Designer and publisher Tony Brook founded multi-disciplinary design studio Spin in 1992. The studio primarily focuses on the creation of contemporary identity design and over the years has built up an impressive client list including BBC, Google, Ministry of Sound, Crafts Council and Samsung among others.
Spin published its first monograph Spin: 360º in 2015 and earlier this year released an experimental follow-up, called Spin: Adventures in Typography. The books were published through Unit Editions, an independent publishing venture set up by Tony and Adrian Shaughnessy, which produces books for designers, design students and visual culture enthusiasts. The imprint has also published books on Ben Bos, Wim Crowel, Lance Wyman and Herb Lubalin, and most recently major monographs on Studio Uebele and Paula Scher.

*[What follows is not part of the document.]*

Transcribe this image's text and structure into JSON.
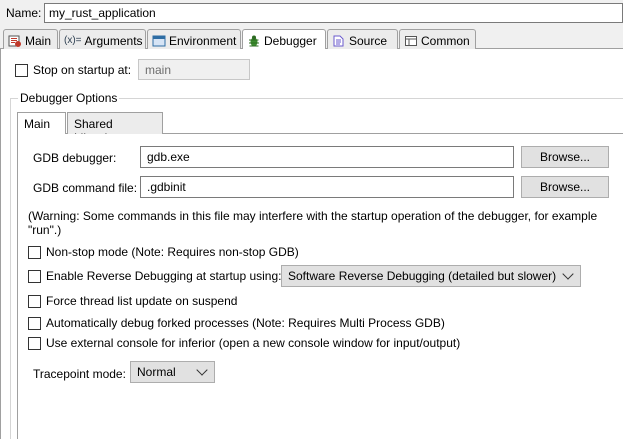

With such a passion for printed matter and an envious collection of books with original cover designs, we asked Tony to share his top five books he’s accumulated over the years. From an elegantly designed collection of Philip Larkin poems to a manifesto of graphic design, there’s some real treasures in Tony’s bookshelf.

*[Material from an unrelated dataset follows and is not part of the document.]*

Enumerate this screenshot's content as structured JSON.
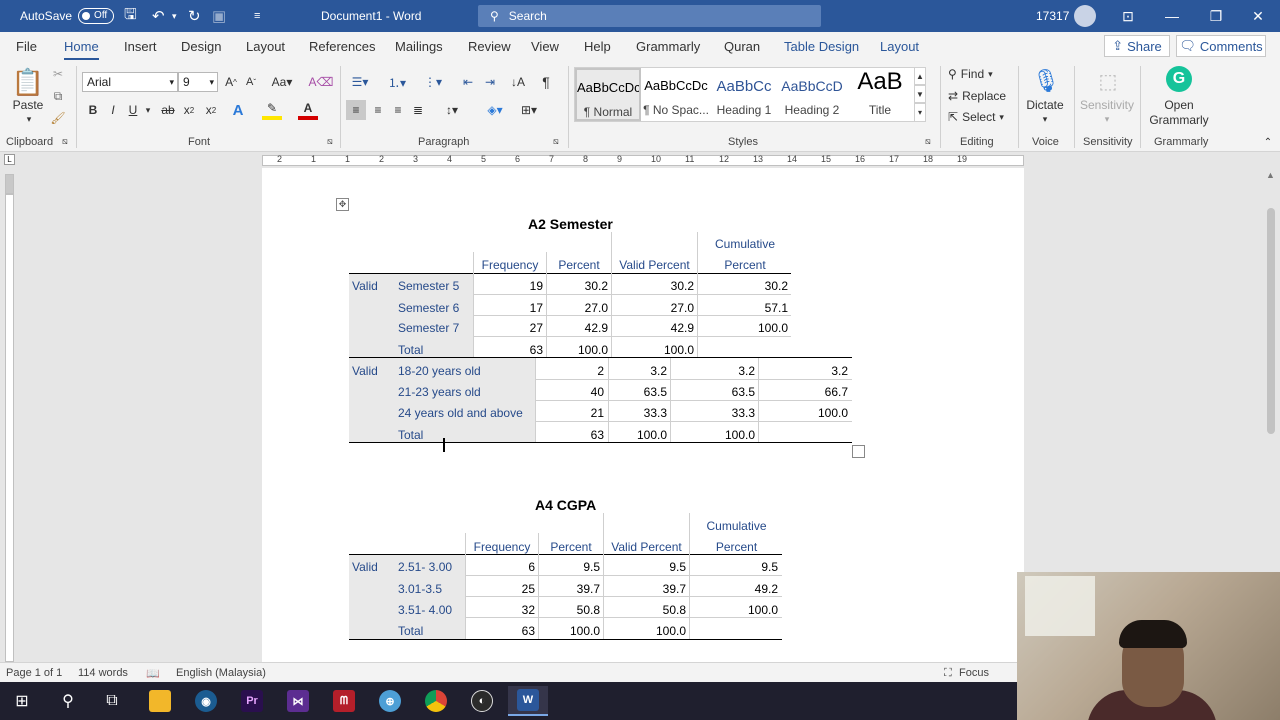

John Osborne: The Entertainer, first edition, published by Faber, 1958.
I like reading the texts of plays, so let’s get that out of the way up front. This particular play was a follow up to the Kitchen Sink drama, Look Back in Anger. The Entertainer sees the legendary Laurence Olivier playing the iconic role of Archie Rice. It’s a strangely touching and funny piece, still effective today.
I love the post-war austerity feel of the whole thing. Sadly the designer isn’t credited but the photographer is, some bloke called Tony Armstrong Jones, wonder what happened to him.
Philip Larkin: The Whitsun Weddings, first edition, published by Faber, 1964.
“What are days for?” asks Larkin and so I am hooked. Still no credit for the designer but a beautiful, elegant thing it is. And a great collection of honest, true poems.
Günter Grass: Cat and Mouse, first UK edition, Secker and Warburg, 1963.
Part of the so-called “Danzig Trilogy” of The Tin Drum, Cat and Mouse and Dog Years, this series of books and their covers are a constant challenge and inspiration to me. I couldn’t call them light or easy but persevere with them, they are well worth the effort. Start with The Tin Drum and thank me later (when the nightmares have stopped). Covers designed by Günter Grass.
Dieter Rot: Books and Graphics (part 1), first edition, published by Hansjorg Mayer, 1973.
As far as I can tell this book was published to support an exhibition at the Hayward Gallery and is part of the seminal series also published by Hansjorg Mayer on The Collected Works of Dieter Roth (he seems to spell his name two ways), this publisher to my mind created some of the most wonderful and covetable books in existence.
Edited by Stuart Bailey: In Alphabetical Order File under: Graphic Design, Schools or Werkplaats Typografie, first UK Edition, published by NAi, 2002.
A fascinating publication that’s a book on graphic design, an experimental school and a manifesto. Thought provoking, challenging and demanding. Well worth a look and a read. Cover photograph by John Morgan.
About the Author
Rebecca became staff writer at It’s Nice That in March 2016 before leaving the company at the end of 2017. Before joining the company full time she worked with us on a freelance basis many times, as well as stints at Macmillan Publishers, D&AD, Dazed and frieze.